APPARENTLY oblivious to the fact that Cyprus will not receive the next tranche of the bailout if the foreclosure bill does not pass into law, the parliamentary debate on the bill continues at joint sessions of the House finance and interior affairs committees in efforts to reconcile political differences.
According to reports the government advised the troika of international lenders of eight amendments proposed by political parties; the troika rejected them all stressing the need to comply with the Memorandum of Understanding (MoU).
Following the troika’s response political parties are now demanding that the insolvency law, which is planned for later this year, is submitted together with the foreclosures bill, which in its current form, will only protect primary residences from seizure until 1st January 2015.
But the government has advised that the insolvency law is a complex issue and its needs more time to work on a bill before presenting it to parliament.
Although the troika said that Cyprus was making “relatively good progress” at the completion of its fifth review of the Cypriot economy, it is clear that Cyprus has failed to achieve some of the target dates it agreed with its international lenders in the MoU:
Paragraph 1.26 – “The authorities established a Task Force to prepare a study assessing the magnitude of registered, but untitled, land sales contracts and underlying mortgages and to develop recommendations by end-June.”
Paragraph 1.27 – “The authorities will, in consultation with EC and IMF and informing the ECB and ESM, prepare a comprehensive reform framework to be endorsed by the Council of Ministers by end-July, establishing appropriate corporate and personal insolvency procedures. A draft of the reform framework as well as an impact assessment of various options on lenders will be completed by end-June, and shared with the EC, ECB, IMF and the ESM. On the basis of that framework, corporate and personal insolvency legislation will be adopted, which will include licensing and regulation of insolvency practitioners by end-December.”
Paragraph 1.28 – “The legal framework in relation to foreclosures and the forced sales of mortgaged property will be amended in consultation with the EC and the IMF and informing the ECB and the ESM, and adopted by end-June, with immediate effect for all mortgaged properties except primary residences (for which provisions will enter into effect by end-December, in line with the adoption of the insolvency legislation), to allow for private auctions to be conducted by mortgage creditors, without interference from government agencies.”

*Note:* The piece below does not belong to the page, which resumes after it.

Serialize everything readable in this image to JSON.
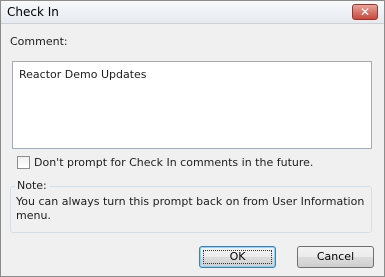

During a conference call following the troika’s fifth review Delia Velculescu, Mission Chief for Cyprus, answered a number of questions relating to the foreclosures bill and warned “this [the foreclosures law] is a precondition for the conclusion of the fifth review with Cyprus. If the law is not passed, the review would not be concluded and we may need to come back to Cyprus and discuss again the situation.”
Meanwhile political parties appear content to continue the bunfight trying to score political points from their ‘adversaries’ – seemingly oblivious to the fact that the foreclosures bill has to be passed into law before Cyprus receives the next tranche of the bailout loan.